_Work instruction_: Set every line of the data down again exactly, and keep the pictures out.

(Items from a data source)
* * * *

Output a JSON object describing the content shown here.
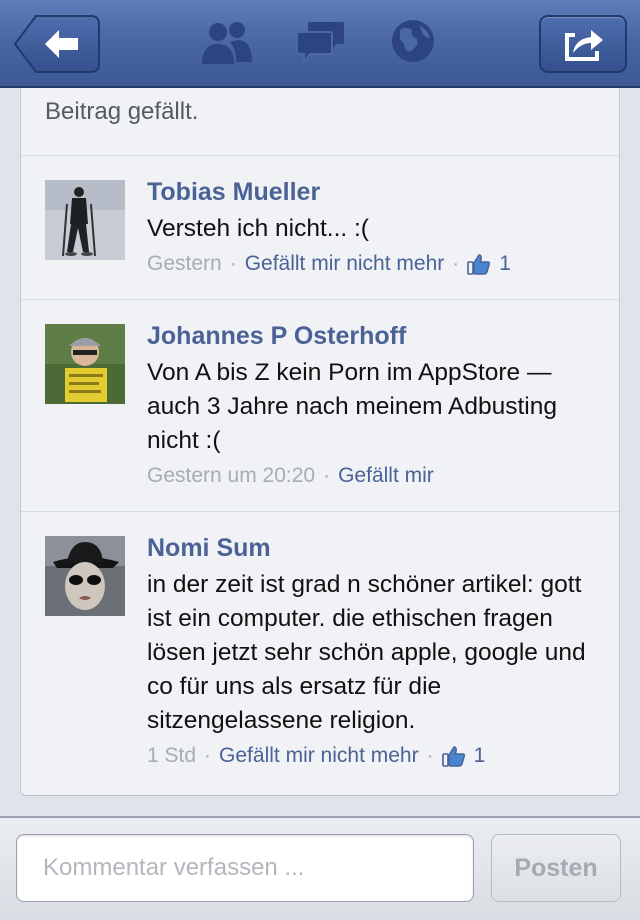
{
  "colors": {
    "navbar": "#4a68a6",
    "link": "#4a6296",
    "meta_gray": "#a7acb5",
    "card_bg": "#f0f2f6"
  },
  "navbar": {
    "back_icon": "back-arrow-icon",
    "icons": [
      "friends-icon",
      "messages-icon",
      "globe-icon"
    ],
    "share_icon": "share-icon"
  },
  "previous_comment": {
    "text": "Beitrag gefällt."
  },
  "comments": [
    {
      "author": "Tobias Mueller",
      "text": "Versteh ich nicht... :(",
      "time": "Gestern",
      "like_action": "Gefällt mir nicht mehr",
      "like_count": "1"
    },
    {
      "author": "Johannes P Osterhoff",
      "text": "Von A bis Z kein Porn im AppStore — auch 3 Jahre nach meinem Adbusting nicht :(",
      "time": "Gestern um 20:20",
      "like_action": "Gefällt mir"
    },
    {
      "author": "Nomi Sum",
      "text": "in der zeit ist grad n schöner artikel: gott ist ein computer. die ethischen fragen lösen jetzt sehr schön apple, google und co für uns als ersatz für die sitzengelassene religion.",
      "time": "1 Std",
      "like_action": "Gefällt mir nicht mehr",
      "like_count": "1"
    }
  ],
  "composer": {
    "placeholder": "Kommentar verfassen ...",
    "post_label": "Posten"
  }
}
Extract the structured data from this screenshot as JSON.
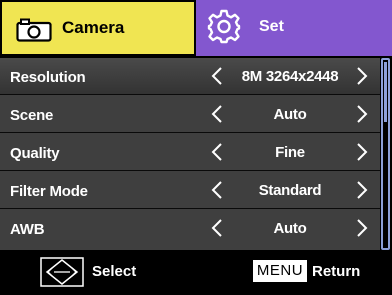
{
  "tabs": {
    "camera_label": "Camera",
    "set_label": "Set",
    "camera_icon": "camera-icon",
    "set_icon": "gear-icon",
    "active_tab": "Camera",
    "camera_bg": "#f0e552",
    "set_bg": "#8357cf"
  },
  "settings": [
    {
      "label": "Resolution",
      "value": "8M 3264x2448"
    },
    {
      "label": "Scene",
      "value": "Auto"
    },
    {
      "label": "Quality",
      "value": "Fine"
    },
    {
      "label": "Filter Mode",
      "value": "Standard"
    },
    {
      "label": "AWB",
      "value": "Auto"
    }
  ],
  "scrollbar": {
    "position": 0.0,
    "color": "#8da0d8"
  },
  "footer": {
    "select_icon": "dpad-icon",
    "select_label": "Select",
    "menu_key": "MENU",
    "return_label": "Return"
  }
}
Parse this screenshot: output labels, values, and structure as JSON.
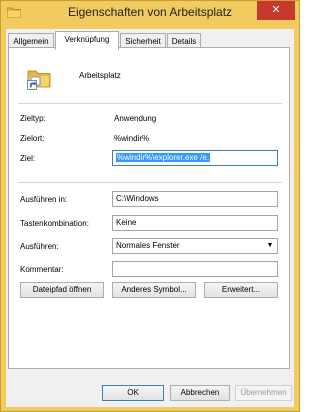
{
  "window": {
    "title": "Eigenschaften von Arbeitsplatz",
    "close_symbol": "✕",
    "frame_color": "#f1cb5f"
  },
  "tabs": [
    {
      "label": "Allgemein",
      "active": false
    },
    {
      "label": "Verknüpfung",
      "active": true
    },
    {
      "label": "Sicherheit",
      "active": false
    },
    {
      "label": "Details",
      "active": false
    }
  ],
  "shortcut": {
    "name": "Arbeitsplatz",
    "icon": "folder-shortcut-icon"
  },
  "properties": {
    "target_type_label": "Zieltyp:",
    "target_type_value": "Anwendung",
    "target_location_label": "Zielort:",
    "target_location_value": "%windir%",
    "target_label": "Ziel:",
    "target_value": "%windir%\\explorer.exe /e,",
    "start_in_label": "Ausführen in:",
    "start_in_value": "C:\\Windows",
    "shortcut_key_label": "Tastenkombination:",
    "shortcut_key_value": "Keine",
    "run_label": "Ausführen:",
    "run_value": "Normales Fenster",
    "comment_label": "Kommentar:",
    "comment_value": ""
  },
  "panel_buttons": {
    "open_location": "Dateipfad öffnen",
    "change_icon": "Anderes Symbol...",
    "advanced": "Erweitert..."
  },
  "dialog_buttons": {
    "ok": "OK",
    "cancel": "Abbrechen",
    "apply": "Übernehmen"
  }
}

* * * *

_Answer box_:
Output a JSON object describing the content shown here.
{
  "colors": {
    "navbar": "#4a68a6",
    "link": "#4a6296",
    "meta_gray": "#a7acb5",
    "card_bg": "#f0f2f6"
  },
  "navbar": {
    "back_icon": "back-arrow-icon",
    "icons": [
      "friends-icon",
      "messages-icon",
      "globe-icon"
    ],
    "share_icon": "share-icon"
  },
  "previous_comment": {
    "text": "Beitrag gefällt."
  },
  "comments": [
    {
      "author": "Tobias Mueller",
      "text": "Versteh ich nicht... :(",
      "time": "Gestern",
      "like_action": "Gefällt mir nicht mehr",
      "like_count": "1"
    },
    {
      "author": "Johannes P Osterhoff",
      "text": "Von A bis Z kein Porn im AppStore — auch 3 Jahre nach meinem Adbusting nicht :(",
      "time": "Gestern um 20:20",
      "like_action": "Gefällt mir"
    },
    {
      "author": "Nomi Sum",
      "text": "in der zeit ist grad n schöner artikel: gott ist ein computer. die ethischen fragen lösen jetzt sehr schön apple, google und co für uns als ersatz für die sitzengelassene religion.",
      "time": "1 Std",
      "like_action": "Gefällt mir nicht mehr",
      "like_count": "1"
    }
  ],
  "composer": {
    "placeholder": "Kommentar verfassen ...",
    "post_label": "Posten"
  }
}
Extract the structured data from this screenshot as JSON.
{
  "tabs": {
    "camera_label": "Camera",
    "set_label": "Set",
    "camera_icon": "camera-icon",
    "set_icon": "gear-icon",
    "active_tab": "Camera",
    "camera_bg": "#f0e552",
    "set_bg": "#8357cf"
  },
  "settings": [
    {
      "label": "Resolution",
      "value": "8M 3264x2448"
    },
    {
      "label": "Scene",
      "value": "Auto"
    },
    {
      "label": "Quality",
      "value": "Fine"
    },
    {
      "label": "Filter Mode",
      "value": "Standard"
    },
    {
      "label": "AWB",
      "value": "Auto"
    }
  ],
  "scrollbar": {
    "position": 0.0,
    "color": "#8da0d8"
  },
  "footer": {
    "select_icon": "dpad-icon",
    "select_label": "Select",
    "menu_key": "MENU",
    "return_label": "Return"
  }
}
Parse this screenshot: output labels, values, and structure as JSON.
{
  "window": {
    "title": "Eigenschaften von Arbeitsplatz",
    "close_symbol": "✕",
    "frame_color": "#f1cb5f"
  },
  "tabs": [
    {
      "label": "Allgemein",
      "active": false
    },
    {
      "label": "Verknüpfung",
      "active": true
    },
    {
      "label": "Sicherheit",
      "active": false
    },
    {
      "label": "Details",
      "active": false
    }
  ],
  "shortcut": {
    "name": "Arbeitsplatz",
    "icon": "folder-shortcut-icon"
  },
  "properties": {
    "target_type_label": "Zieltyp:",
    "target_type_value": "Anwendung",
    "target_location_label": "Zielort:",
    "target_location_value": "%windir%",
    "target_label": "Ziel:",
    "target_value": "%windir%\\explorer.exe /e,",
    "start_in_label": "Ausführen in:",
    "start_in_value": "C:\\Windows",
    "shortcut_key_label": "Tastenkombination:",
    "shortcut_key_value": "Keine",
    "run_label": "Ausführen:",
    "run_value": "Normales Fenster",
    "comment_label": "Kommentar:",
    "comment_value": ""
  },
  "panel_buttons": {
    "open_location": "Dateipfad öffnen",
    "change_icon": "Anderes Symbol...",
    "advanced": "Erweitert..."
  },
  "dialog_buttons": {
    "ok": "OK",
    "cancel": "Abbrechen",
    "apply": "Übernehmen"
  }
}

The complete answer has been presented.